WHAT YOU ARE ASKED TO DO:
An exact copy of the entries below is required, with all pictures removed.

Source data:
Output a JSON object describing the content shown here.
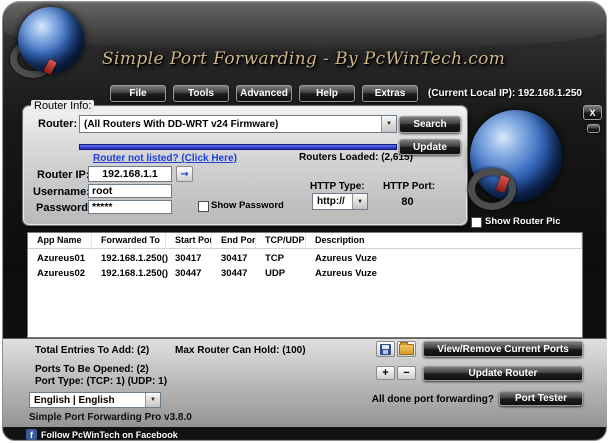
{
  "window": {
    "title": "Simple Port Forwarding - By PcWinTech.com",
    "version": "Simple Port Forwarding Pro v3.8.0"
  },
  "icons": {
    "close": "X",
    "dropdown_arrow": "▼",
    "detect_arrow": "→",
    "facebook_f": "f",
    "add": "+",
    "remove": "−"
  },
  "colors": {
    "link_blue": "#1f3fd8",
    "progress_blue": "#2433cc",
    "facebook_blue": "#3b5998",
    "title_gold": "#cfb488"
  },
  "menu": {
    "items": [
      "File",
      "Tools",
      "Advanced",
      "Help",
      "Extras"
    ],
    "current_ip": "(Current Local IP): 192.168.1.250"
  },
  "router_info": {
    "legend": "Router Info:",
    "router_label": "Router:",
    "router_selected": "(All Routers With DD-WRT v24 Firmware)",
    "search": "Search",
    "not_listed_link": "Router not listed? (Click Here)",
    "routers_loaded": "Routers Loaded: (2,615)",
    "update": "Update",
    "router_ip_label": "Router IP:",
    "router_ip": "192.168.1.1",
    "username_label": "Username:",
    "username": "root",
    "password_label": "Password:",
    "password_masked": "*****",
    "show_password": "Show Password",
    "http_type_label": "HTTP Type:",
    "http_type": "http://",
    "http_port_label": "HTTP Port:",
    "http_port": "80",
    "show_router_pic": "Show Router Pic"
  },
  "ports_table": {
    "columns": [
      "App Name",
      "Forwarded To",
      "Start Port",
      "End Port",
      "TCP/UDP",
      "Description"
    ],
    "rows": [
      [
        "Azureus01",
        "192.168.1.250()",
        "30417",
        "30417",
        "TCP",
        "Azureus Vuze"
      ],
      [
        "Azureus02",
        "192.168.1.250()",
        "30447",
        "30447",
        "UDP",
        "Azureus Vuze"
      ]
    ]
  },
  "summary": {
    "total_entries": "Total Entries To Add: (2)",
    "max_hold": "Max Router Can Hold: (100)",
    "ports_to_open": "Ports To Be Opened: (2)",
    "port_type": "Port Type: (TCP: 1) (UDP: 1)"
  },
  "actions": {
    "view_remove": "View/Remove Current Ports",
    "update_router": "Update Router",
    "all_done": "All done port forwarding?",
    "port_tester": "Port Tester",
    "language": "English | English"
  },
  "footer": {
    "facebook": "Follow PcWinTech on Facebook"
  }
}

SOLUTION:
Output a JSON object describing the content shown here.
{
  "window": {
    "title": "Simple Port Forwarding - By PcWinTech.com",
    "version": "Simple Port Forwarding Pro v3.8.0"
  },
  "icons": {
    "close": "X",
    "dropdown_arrow": "▼",
    "detect_arrow": "→",
    "facebook_f": "f",
    "add": "+",
    "remove": "−"
  },
  "colors": {
    "link_blue": "#1f3fd8",
    "progress_blue": "#2433cc",
    "facebook_blue": "#3b5998",
    "title_gold": "#cfb488"
  },
  "menu": {
    "items": [
      "File",
      "Tools",
      "Advanced",
      "Help",
      "Extras"
    ],
    "current_ip": "(Current Local IP): 192.168.1.250"
  },
  "router_info": {
    "legend": "Router Info:",
    "router_label": "Router:",
    "router_selected": "(All Routers With DD-WRT v24 Firmware)",
    "search": "Search",
    "not_listed_link": "Router not listed? (Click Here)",
    "routers_loaded": "Routers Loaded: (2,615)",
    "update": "Update",
    "router_ip_label": "Router IP:",
    "router_ip": "192.168.1.1",
    "username_label": "Username:",
    "username": "root",
    "password_label": "Password:",
    "password_masked": "*****",
    "show_password": "Show Password",
    "http_type_label": "HTTP Type:",
    "http_type": "http://",
    "http_port_label": "HTTP Port:",
    "http_port": "80",
    "show_router_pic": "Show Router Pic"
  },
  "ports_table": {
    "columns": [
      "App Name",
      "Forwarded To",
      "Start Port",
      "End Port",
      "TCP/UDP",
      "Description"
    ],
    "rows": [
      [
        "Azureus01",
        "192.168.1.250()",
        "30417",
        "30417",
        "TCP",
        "Azureus Vuze"
      ],
      [
        "Azureus02",
        "192.168.1.250()",
        "30447",
        "30447",
        "UDP",
        "Azureus Vuze"
      ]
    ]
  },
  "summary": {
    "total_entries": "Total Entries To Add: (2)",
    "max_hold": "Max Router Can Hold: (100)",
    "ports_to_open": "Ports To Be Opened: (2)",
    "port_type": "Port Type: (TCP: 1) (UDP: 1)"
  },
  "actions": {
    "view_remove": "View/Remove Current Ports",
    "update_router": "Update Router",
    "all_done": "All done port forwarding?",
    "port_tester": "Port Tester",
    "language": "English | English"
  },
  "footer": {
    "facebook": "Follow PcWinTech on Facebook"
  }
}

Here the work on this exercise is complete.